If your ancestor was in the Luftwaffe you should look at the excellent After the Battle volumes: The Blitz Then and Now (3 volumes), and The Battle of Britain Then and Now. These record virtually all German aircrew who were taken prisoner, wounded or killed during these air campaigns: they can also be purchased from the website, and are available in some libraries.
In the future I’ll be adding more info about tracing German POW ancestors, so do try again soon if you don’t see what you are looking for today.
- Preview December 5, 2014
I’ve just received an advance copy of Hitler’s Last Army from my publisher. The book looks and feels great – so it’s a big ‘Thank-you’ from me to all the team at The History Press!

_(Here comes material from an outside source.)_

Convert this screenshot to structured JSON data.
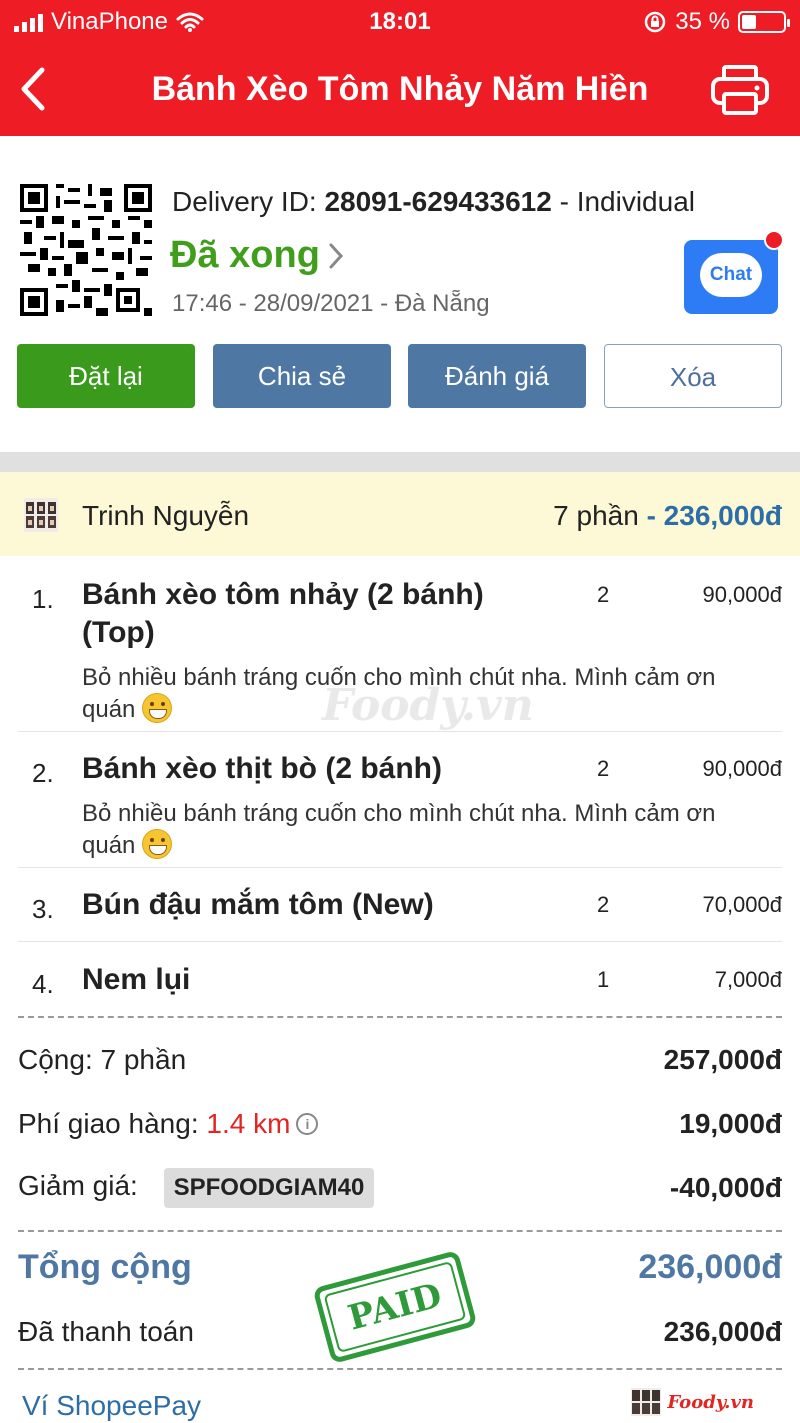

- The making of Hitler’s Last Army November 15, 2014
An acquaintance of mine who lived on a farm during the Second World War once told me how German prisoners of war had been sent to carry out agricultural tasks, and how they had impressed the locals with their capacity for hard work. After the war one of these POWs, whose home was in the eastern zone, had been reluctant to go back to Germany and had remained on the farm until the mid-1950s.
Something about the incongruity of it all – the idea of prisoners staying in what had recently been for them an enemy country – appealed to my curiosity. I started looking into the subject more deeply in late 2011 and my idea for a book on the subject – Hitler’s Last Army – was taken up by The History Press. Incidentally, the title was inspired by one German prisoner’s recollection of being marched, with hundreds of other POWs, along a street in Britain on their way to a prisoner of war camp. ‘The English civilians didn’t pelt us with stones like in Belgium,’ he recalled. ‘The English stood at the side of the road, and just said, “Hitler’s last army!” No stones – just “Hitler’s last army!”’